Travel to Cyprus
Flying to Cyprus
Cyprus is served by international airlines that fly direct to Larnaca International Airport and Paphos International Airport from around the world. British Airways (www.ba.com), Monarch Airlines (www.monarch.co.uk), Emirates (www.emirates.com), Egypt Air (www.egyptair.com) and Russian airline Aeroflot (www.aeroflot.ru) are among the companies offering flights to Cyprus.
Low cost carriers easyJet (www.easyjet.com) flies between the UK and Cyprus, and Ryanair (www.ryanair.com), which has a regional base in Paphos, flies to and from countries throughout Europe, including Poland, Greece, Norway, Sweden, Germany, Italy and Hungary, along with the UK.
The national carrier is Cyprus Airways (www.cyprusair.com), which has a network linking the island with, among other destinations, London in the UK, Moscow and St Petersburg, and the European cities of Amsterdam, Athens, Zurich, Rome, Brussels, Frankfurt, Milan and Vienna. The airline flies between Cyprus and Middle Eastern destinations, including Bahrain, Abu Dhabi and Dubai.
All flights to the north arrive at Ercan International Airport in north Nicosia via Turkey. Turkish Airlines (www.turkishairlines.com) is the Turkish national carrier, with Pegasus Airlines (www.flypgs.com) and Atlasjet (www.atlasjet.com) among the companies offering flights to north Cyprus.
While Cyprus is a year-round destination that can boast of attracting tourists who like to relax on the beach in the morning and snow ski in the afternoon, at least during the month of February, many airlines offer limited flights during the winter.
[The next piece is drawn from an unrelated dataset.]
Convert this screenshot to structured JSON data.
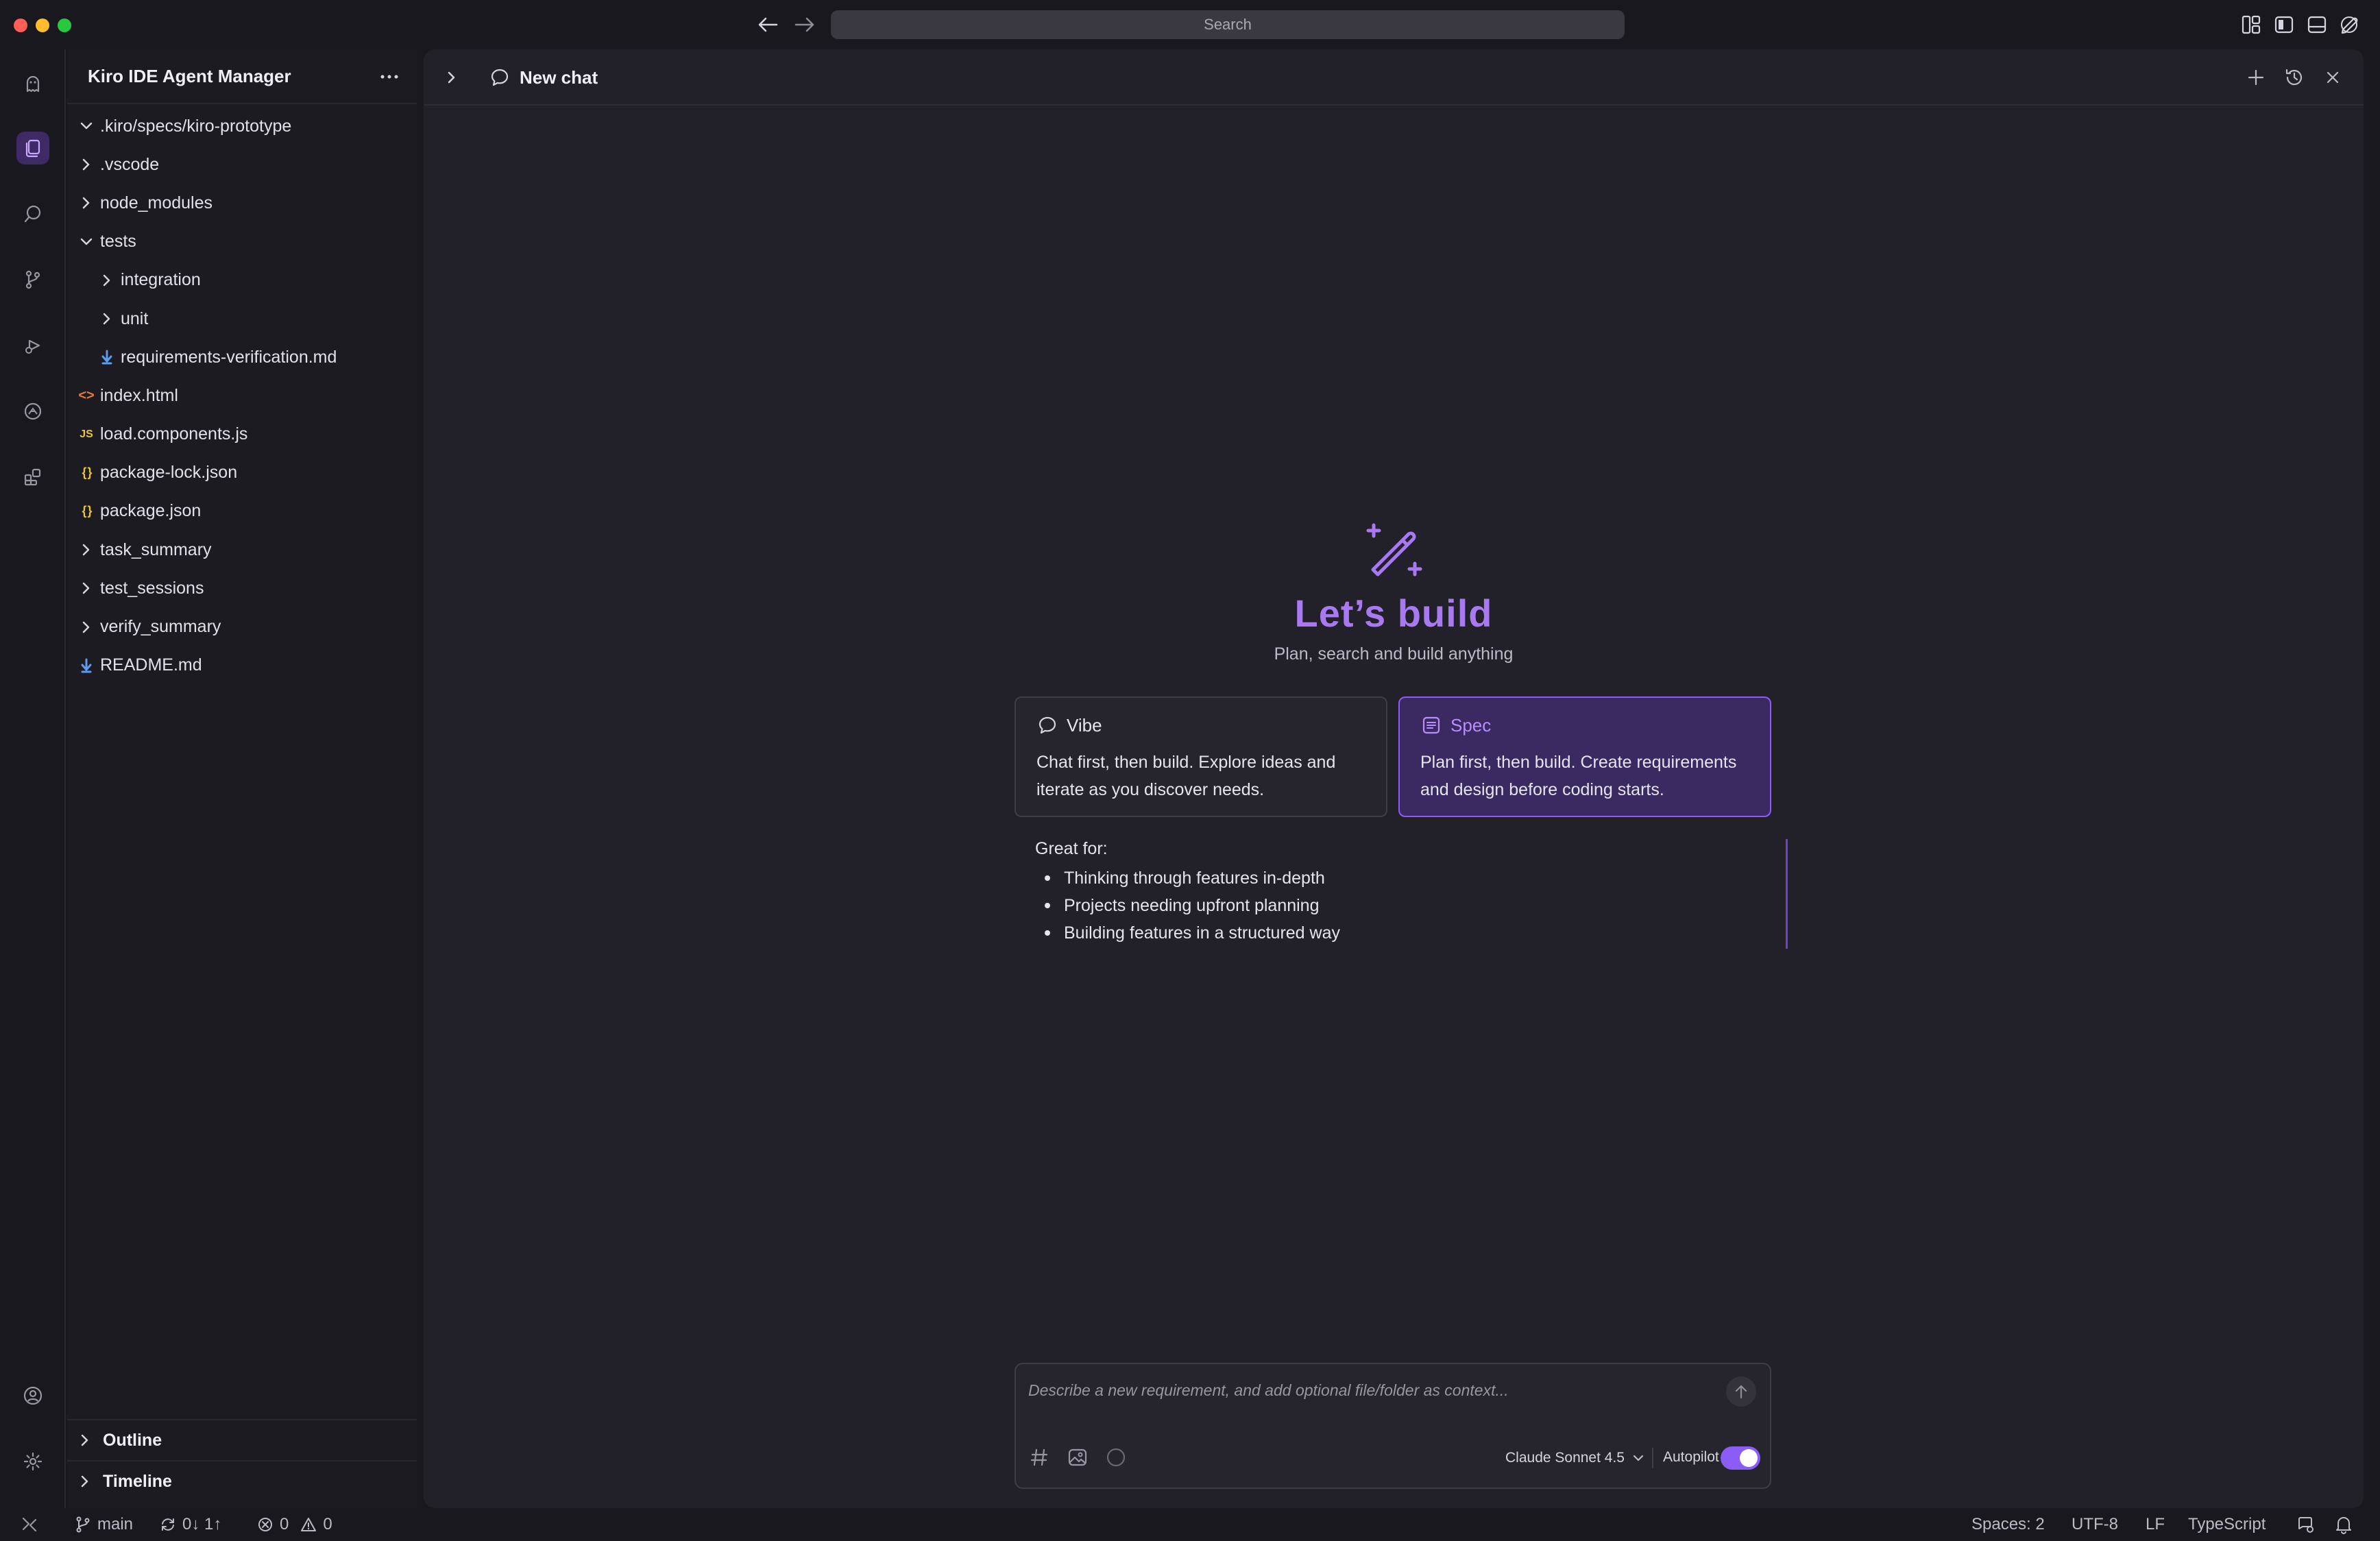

July and August are the most expensive months to fly, while bargains can be found in winter, early spring and late autumn.
Since 1974, the Cyprus government declared Ercan International Airport an illegal port of entry to Cyprus and there are no direct flights other than from Turkey. However, tourists can now fly into the south and travel by road across the border in Nicosia to holiday in the north.
From London to Paphos and Larnaca is approximately 4 hours 30 minutes, to Ercan in north Nicosia, via Turkey, around five hours 30 minutes plus time allowed for flight connection.
Getting to Cyprus by boat
Cyprus has a growing number of marinas that welcome visiting yachtsmen. Larnaca’s marina is the largest, with new marina complexes currently under construction in Limassol and Paphos.
By water note:
Since 1974, the Cyprus government has declared the ports of Famagusta (Ammochostos) and Kyrenia, both in the north of the island, as illegal ports of entry to Cyprus.
Cyprus is a regular port of call for cruise companies with eastern Mediterranean itineraries. Cruise ships disembark at the cruise terminal in Limassol (www.cpa.gov.cy). Local companies, Salamis Cruise Lines (www.salamiscruiselines.com) and Louis Cruises (www.louiscruises.com) offer short cruises of between one and nine days departing from Limassol. Egypt, the Holy Lands and Lebanon are popular short cruises, with longer cruise options including sailing around the Greek Islands.
There are currently no ferry routes linking Cyprus with the European, Middle Eastern or north African mainland.